Featuring dozens of preplanned planting recipes, based on space or container sizes, Edible Spots and Pots allows readers to mix and match vegetables, herbs, small fruits, and edible flowers to create a plant-style patchwork based on the "thriller" (dramatic, focal-point plants), "filler" (midheight, bushy plants), and "spiller" (vines and twining plants) formula for creating interesting and botanically sound gardens. Plot-free gardening offers practical solutions for any circumstance a gardener may encounter (challenging spaces, soils, or weather), while also taking into account budget, time, and aesthetic goals.

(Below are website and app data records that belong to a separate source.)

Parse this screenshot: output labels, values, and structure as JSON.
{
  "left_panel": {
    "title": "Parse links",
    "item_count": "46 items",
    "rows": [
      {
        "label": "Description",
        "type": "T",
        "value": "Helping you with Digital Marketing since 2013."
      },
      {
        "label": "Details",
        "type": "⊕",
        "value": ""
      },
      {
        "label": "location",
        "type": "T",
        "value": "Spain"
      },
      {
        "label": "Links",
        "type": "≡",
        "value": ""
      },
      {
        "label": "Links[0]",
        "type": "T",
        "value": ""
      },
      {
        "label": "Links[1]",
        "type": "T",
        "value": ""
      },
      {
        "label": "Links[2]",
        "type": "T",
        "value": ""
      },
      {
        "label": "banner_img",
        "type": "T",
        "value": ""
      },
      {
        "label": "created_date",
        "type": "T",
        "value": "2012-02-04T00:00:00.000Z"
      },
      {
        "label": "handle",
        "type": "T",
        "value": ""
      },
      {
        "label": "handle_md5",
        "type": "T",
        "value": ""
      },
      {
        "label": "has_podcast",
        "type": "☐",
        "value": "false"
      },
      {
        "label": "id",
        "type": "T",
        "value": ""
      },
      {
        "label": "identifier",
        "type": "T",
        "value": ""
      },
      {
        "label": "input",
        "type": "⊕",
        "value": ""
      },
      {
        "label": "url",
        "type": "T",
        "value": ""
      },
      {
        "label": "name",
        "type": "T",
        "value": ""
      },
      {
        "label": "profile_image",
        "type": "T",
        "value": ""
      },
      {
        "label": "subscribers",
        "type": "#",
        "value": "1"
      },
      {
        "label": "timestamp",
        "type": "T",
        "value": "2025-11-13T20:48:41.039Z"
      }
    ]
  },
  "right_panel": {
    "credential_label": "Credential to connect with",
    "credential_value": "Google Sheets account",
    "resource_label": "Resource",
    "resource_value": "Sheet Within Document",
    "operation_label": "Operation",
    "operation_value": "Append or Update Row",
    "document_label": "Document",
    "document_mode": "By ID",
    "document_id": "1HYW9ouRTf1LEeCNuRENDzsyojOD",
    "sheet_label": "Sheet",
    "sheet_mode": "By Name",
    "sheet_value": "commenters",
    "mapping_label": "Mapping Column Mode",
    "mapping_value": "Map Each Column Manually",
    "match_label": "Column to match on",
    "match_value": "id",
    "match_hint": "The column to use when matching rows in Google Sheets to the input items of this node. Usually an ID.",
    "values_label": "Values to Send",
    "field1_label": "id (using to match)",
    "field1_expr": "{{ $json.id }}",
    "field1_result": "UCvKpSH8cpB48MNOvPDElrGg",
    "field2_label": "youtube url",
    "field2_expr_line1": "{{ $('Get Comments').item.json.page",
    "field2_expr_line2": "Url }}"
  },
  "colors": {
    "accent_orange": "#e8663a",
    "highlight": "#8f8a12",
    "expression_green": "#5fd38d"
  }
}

Author Stacey Hirvela shares many other interesting concepts, like One-Minute Veggies (foods that go from patio to plate in less than a minute) Doubly Delicious Crops that give two flavors from one plant, and space/yield ratios (vegetables worth their footprint). Gardeners will also find an enticing array of 60 edibles that grow well in a defined space for productivity and beauty.
No longer considered the preserve of old men in sheds, allotment gardening is currently enjoying a renaissance of interest. People of all ages and from all walks of life are digging their own plots in search of the ultimate in fresh, organic produce – and you cannot get more locally-sourced than your own allotment!
This book testifies to the vibrancy of allotment culture, aiming both to inspire the next generation of plot-holders and to provide all the practical knowledge needed to turn a patch of soil into a lifelong adventure.
Open to all the eco-gardening techniques, and the various weird and wonderful ways people make use of their plots, contents include:
• the history of allotments – from 19th century origins, through wartime ‘Dig for Victory’, to the cosmopolitan communities of today; features photos and interviews with current plot-holders
• planning your perfect allotment – finding it, assessing it, clearing the ground and working out what to grow
• the brown stuff – all you need to know about soil management, the key to growing success
• choosing a gardening method – organic, biodynamic, rotation beds, companion planting, greenhouse, multi-level, potager, cottage garden, and so on...
• the hard stuff – constructing sheds, compost bins, cold frames, fruit cages, ponds, seating and play areas
• selecting crops – what and how to grow, from parsnips and peas to chilli peppers and lemon grass
• cultivation techniques – digging, sowing, feeding, weeding and harvesting, plus troubleshooting pests and diseases
• the allotment calendar – extensive, month-by-month look at what’s in season, jobs for now and looking ahead
Are heirloom vegetables more difficult to grow than conventional hybrids? The Beginner's Guide to Growing Heirloom Vegetables debunks this myth by highlighting the 100 heirloom vegetables that are the easiest to grow and the tastiest to eat.
Marie Iannotti makes it simple for beginning gardeners to jump on the heirloom trend by presenting an edited list based on years of gardening trial and error. Her plant criteria is threefold: The 100 plants must be amazing to eat, bring something unique to the table, and—most importantly—they have to be unfussy and easy to grow. Her list includes garden favorites like the meaty and mellow 'Lacinato' Kale, the underused and earthy 'Turkish Orange' Eggplant, and the unexpected sweetness of 'Apollo' Arugula.